### The task:
The number needed is how many lines in these entries contain "meta"; give it alone.

### Dataset records:

::::

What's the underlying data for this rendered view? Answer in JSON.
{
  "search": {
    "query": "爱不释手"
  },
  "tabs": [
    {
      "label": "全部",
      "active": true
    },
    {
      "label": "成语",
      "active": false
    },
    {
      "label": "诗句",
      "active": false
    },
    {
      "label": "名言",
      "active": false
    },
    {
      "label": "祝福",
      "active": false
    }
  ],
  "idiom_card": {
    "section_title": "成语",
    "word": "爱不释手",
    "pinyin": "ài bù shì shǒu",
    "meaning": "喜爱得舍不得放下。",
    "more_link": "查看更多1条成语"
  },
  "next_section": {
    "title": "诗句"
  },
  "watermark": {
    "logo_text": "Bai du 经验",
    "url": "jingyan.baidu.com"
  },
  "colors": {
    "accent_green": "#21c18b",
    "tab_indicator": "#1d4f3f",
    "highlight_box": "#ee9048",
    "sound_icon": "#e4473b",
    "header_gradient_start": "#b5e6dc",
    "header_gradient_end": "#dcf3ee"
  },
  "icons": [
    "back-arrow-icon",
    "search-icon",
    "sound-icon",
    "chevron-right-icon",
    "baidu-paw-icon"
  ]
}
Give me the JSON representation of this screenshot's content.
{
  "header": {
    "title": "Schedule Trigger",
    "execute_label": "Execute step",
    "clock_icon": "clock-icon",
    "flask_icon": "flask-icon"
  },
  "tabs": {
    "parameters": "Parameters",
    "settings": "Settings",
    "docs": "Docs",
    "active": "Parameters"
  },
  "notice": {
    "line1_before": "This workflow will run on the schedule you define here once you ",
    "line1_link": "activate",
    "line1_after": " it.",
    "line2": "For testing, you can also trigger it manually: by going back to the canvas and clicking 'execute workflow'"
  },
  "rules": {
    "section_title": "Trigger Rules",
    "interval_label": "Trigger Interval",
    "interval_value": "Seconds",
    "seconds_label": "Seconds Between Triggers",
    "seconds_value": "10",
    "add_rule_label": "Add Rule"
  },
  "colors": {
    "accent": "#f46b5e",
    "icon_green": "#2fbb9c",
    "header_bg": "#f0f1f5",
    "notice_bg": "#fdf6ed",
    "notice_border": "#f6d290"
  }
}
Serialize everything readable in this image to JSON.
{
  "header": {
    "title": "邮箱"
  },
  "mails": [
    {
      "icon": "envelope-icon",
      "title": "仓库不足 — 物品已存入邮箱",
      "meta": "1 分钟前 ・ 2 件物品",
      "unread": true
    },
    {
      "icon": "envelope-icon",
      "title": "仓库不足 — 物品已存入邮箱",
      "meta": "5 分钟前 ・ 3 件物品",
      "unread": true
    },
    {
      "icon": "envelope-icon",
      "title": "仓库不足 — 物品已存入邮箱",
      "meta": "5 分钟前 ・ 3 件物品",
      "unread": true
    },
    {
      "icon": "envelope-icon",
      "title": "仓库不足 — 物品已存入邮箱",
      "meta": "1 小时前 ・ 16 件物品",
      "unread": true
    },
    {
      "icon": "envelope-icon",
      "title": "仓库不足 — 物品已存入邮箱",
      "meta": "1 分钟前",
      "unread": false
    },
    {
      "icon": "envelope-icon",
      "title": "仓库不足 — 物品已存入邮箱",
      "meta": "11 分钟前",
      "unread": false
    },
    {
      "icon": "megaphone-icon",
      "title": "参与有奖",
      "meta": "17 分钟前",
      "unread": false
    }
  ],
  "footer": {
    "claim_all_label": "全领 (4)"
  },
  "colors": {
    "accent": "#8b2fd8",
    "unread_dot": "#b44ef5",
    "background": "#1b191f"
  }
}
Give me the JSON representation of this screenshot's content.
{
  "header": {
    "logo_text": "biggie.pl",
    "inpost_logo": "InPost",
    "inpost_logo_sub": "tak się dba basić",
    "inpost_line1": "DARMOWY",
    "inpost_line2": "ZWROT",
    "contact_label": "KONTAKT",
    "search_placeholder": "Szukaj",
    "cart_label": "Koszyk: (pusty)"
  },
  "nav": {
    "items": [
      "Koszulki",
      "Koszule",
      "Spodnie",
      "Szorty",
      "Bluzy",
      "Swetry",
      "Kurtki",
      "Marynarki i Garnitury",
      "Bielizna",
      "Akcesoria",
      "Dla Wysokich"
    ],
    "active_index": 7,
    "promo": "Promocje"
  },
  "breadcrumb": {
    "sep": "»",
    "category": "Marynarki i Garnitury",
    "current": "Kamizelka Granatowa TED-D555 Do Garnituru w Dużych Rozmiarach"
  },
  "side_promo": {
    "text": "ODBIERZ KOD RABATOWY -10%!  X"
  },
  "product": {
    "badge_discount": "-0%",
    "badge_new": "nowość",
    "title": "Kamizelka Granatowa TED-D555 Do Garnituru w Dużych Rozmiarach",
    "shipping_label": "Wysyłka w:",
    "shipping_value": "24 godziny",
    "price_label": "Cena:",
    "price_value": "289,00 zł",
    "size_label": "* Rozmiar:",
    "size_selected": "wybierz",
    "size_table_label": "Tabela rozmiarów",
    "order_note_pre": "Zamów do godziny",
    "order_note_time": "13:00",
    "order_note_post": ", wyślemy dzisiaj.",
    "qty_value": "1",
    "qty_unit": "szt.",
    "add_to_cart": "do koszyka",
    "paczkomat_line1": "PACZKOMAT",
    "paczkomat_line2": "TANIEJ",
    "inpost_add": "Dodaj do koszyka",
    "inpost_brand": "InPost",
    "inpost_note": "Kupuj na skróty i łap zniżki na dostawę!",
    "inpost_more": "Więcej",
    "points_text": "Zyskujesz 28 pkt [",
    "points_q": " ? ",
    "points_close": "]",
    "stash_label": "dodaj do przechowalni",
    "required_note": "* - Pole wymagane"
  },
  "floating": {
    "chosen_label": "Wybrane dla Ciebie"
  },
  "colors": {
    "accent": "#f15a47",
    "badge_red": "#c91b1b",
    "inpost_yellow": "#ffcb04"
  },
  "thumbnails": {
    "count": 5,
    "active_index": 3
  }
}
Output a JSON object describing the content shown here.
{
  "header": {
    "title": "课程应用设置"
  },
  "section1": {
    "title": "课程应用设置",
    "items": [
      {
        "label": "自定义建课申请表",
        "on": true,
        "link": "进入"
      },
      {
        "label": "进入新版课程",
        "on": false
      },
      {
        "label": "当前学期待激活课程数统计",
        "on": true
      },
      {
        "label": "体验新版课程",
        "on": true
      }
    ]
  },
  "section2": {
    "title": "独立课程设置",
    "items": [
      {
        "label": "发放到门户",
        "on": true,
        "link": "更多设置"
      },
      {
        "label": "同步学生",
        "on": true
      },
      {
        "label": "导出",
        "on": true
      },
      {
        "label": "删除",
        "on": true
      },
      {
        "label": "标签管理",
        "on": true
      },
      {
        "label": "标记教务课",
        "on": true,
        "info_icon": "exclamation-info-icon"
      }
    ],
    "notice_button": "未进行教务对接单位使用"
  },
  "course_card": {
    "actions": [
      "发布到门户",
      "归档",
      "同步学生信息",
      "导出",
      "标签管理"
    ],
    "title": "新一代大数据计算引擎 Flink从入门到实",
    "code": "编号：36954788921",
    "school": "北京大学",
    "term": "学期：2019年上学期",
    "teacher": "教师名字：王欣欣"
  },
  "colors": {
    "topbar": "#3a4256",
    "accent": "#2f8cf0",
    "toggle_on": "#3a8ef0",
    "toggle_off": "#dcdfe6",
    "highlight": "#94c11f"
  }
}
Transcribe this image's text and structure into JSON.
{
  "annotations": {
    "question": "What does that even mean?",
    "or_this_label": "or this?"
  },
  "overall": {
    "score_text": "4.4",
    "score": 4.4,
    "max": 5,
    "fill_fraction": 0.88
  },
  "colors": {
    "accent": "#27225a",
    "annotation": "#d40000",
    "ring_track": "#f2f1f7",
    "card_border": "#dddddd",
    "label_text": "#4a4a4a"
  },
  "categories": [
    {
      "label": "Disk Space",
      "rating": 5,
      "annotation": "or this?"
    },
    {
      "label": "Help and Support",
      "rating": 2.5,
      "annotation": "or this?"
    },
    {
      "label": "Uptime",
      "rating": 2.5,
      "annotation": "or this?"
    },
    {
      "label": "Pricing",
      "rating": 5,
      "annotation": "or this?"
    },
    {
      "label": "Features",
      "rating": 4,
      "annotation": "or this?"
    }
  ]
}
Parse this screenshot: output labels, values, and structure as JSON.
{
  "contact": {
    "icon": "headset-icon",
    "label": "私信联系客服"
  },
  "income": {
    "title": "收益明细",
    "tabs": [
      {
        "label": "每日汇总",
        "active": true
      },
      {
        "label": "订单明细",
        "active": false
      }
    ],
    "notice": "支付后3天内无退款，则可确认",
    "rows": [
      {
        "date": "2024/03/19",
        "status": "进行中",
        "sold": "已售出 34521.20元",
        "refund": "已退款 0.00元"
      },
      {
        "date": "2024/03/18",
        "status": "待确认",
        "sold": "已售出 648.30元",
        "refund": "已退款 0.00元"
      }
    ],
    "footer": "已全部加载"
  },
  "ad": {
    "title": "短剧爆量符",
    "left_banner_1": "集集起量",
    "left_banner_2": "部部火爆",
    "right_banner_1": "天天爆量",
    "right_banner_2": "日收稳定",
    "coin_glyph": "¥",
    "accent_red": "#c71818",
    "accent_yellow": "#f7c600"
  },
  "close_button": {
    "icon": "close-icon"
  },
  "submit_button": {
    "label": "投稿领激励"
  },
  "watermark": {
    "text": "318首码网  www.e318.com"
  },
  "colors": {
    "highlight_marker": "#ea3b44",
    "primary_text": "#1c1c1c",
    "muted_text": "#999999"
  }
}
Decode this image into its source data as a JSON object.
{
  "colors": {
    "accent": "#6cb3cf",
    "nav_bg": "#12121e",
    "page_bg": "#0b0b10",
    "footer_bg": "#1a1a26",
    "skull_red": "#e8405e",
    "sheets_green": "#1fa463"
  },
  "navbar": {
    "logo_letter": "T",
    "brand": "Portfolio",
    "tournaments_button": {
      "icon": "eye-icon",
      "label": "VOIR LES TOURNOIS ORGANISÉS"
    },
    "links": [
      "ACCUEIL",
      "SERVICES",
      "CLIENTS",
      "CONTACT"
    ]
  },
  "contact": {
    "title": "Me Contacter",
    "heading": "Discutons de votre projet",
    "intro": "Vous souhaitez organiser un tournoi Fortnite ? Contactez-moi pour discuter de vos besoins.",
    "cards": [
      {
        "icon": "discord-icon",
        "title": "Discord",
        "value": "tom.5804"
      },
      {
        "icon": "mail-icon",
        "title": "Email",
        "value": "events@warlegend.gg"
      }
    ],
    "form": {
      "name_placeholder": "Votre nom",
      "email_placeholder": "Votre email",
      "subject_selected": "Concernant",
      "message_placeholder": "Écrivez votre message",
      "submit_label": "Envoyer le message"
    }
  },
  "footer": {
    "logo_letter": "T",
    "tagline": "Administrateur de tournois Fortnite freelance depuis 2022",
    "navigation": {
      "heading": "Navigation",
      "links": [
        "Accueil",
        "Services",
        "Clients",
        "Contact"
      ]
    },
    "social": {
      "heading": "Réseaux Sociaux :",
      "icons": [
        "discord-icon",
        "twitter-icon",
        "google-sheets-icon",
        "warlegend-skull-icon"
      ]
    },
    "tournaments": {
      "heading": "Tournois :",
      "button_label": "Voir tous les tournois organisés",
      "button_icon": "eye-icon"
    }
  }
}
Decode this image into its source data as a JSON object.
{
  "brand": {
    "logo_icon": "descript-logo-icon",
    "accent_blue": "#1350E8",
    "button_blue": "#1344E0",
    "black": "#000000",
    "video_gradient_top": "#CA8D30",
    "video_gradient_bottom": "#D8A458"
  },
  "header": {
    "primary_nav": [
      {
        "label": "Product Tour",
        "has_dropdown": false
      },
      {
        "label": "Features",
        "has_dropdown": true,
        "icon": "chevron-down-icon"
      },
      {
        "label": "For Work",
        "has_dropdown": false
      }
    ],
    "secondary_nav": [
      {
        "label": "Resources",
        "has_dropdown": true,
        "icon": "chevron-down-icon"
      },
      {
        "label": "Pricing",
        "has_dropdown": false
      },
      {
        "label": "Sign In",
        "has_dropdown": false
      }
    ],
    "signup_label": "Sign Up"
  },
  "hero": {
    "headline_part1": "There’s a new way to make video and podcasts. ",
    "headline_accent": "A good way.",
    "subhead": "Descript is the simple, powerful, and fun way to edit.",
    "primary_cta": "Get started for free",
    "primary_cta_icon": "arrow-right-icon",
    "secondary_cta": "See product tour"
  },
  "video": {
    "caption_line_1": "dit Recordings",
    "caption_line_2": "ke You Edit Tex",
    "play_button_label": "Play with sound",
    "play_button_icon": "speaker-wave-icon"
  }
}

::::

### Result of this task:
7